(Saved entries)
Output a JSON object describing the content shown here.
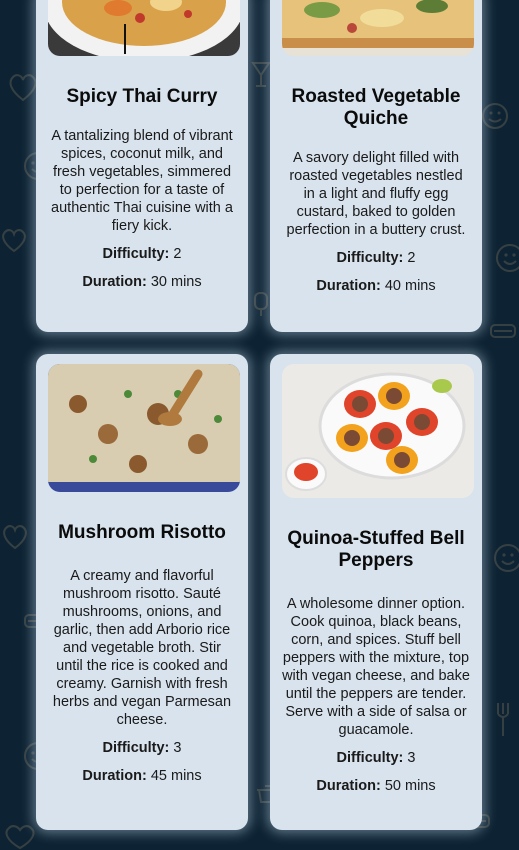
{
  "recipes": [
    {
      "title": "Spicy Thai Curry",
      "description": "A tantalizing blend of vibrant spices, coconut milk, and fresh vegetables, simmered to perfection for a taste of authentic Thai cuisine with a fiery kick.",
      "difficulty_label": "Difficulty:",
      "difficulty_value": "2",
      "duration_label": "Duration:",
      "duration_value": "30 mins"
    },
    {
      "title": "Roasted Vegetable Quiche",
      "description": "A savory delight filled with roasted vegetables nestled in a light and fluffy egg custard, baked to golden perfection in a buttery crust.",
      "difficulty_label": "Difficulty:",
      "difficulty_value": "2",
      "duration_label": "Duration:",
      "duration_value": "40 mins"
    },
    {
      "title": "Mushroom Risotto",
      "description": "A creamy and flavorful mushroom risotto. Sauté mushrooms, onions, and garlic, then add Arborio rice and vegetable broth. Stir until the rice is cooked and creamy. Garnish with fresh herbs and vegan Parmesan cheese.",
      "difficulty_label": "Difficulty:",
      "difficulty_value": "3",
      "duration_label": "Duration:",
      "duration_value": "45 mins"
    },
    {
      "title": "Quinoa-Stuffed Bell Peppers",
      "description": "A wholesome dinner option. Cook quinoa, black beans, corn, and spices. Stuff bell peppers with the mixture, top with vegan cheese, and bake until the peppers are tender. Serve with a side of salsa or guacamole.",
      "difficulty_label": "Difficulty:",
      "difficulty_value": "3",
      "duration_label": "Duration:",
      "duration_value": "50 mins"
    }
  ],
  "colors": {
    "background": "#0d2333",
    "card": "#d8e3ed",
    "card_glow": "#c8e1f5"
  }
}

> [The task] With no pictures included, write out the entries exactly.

> [Task response]
Output a JSON object describing the content shown here.
{
  "recipes": [
    {
      "title": "Spicy Thai Curry",
      "description": "A tantalizing blend of vibrant spices, coconut milk, and fresh vegetables, simmered to perfection for a taste of authentic Thai cuisine with a fiery kick.",
      "difficulty_label": "Difficulty:",
      "difficulty_value": "2",
      "duration_label": "Duration:",
      "duration_value": "30 mins"
    },
    {
      "title": "Roasted Vegetable Quiche",
      "description": "A savory delight filled with roasted vegetables nestled in a light and fluffy egg custard, baked to golden perfection in a buttery crust.",
      "difficulty_label": "Difficulty:",
      "difficulty_value": "2",
      "duration_label": "Duration:",
      "duration_value": "40 mins"
    },
    {
      "title": "Mushroom Risotto",
      "description": "A creamy and flavorful mushroom risotto. Sauté mushrooms, onions, and garlic, then add Arborio rice and vegetable broth. Stir until the rice is cooked and creamy. Garnish with fresh herbs and vegan Parmesan cheese.",
      "difficulty_label": "Difficulty:",
      "difficulty_value": "3",
      "duration_label": "Duration:",
      "duration_value": "45 mins"
    },
    {
      "title": "Quinoa-Stuffed Bell Peppers",
      "description": "A wholesome dinner option. Cook quinoa, black beans, corn, and spices. Stuff bell peppers with the mixture, top with vegan cheese, and bake until the peppers are tender. Serve with a side of salsa or guacamole.",
      "difficulty_label": "Difficulty:",
      "difficulty_value": "3",
      "duration_label": "Duration:",
      "duration_value": "50 mins"
    }
  ],
  "colors": {
    "background": "#0d2333",
    "card": "#d8e3ed",
    "card_glow": "#c8e1f5"
  }
}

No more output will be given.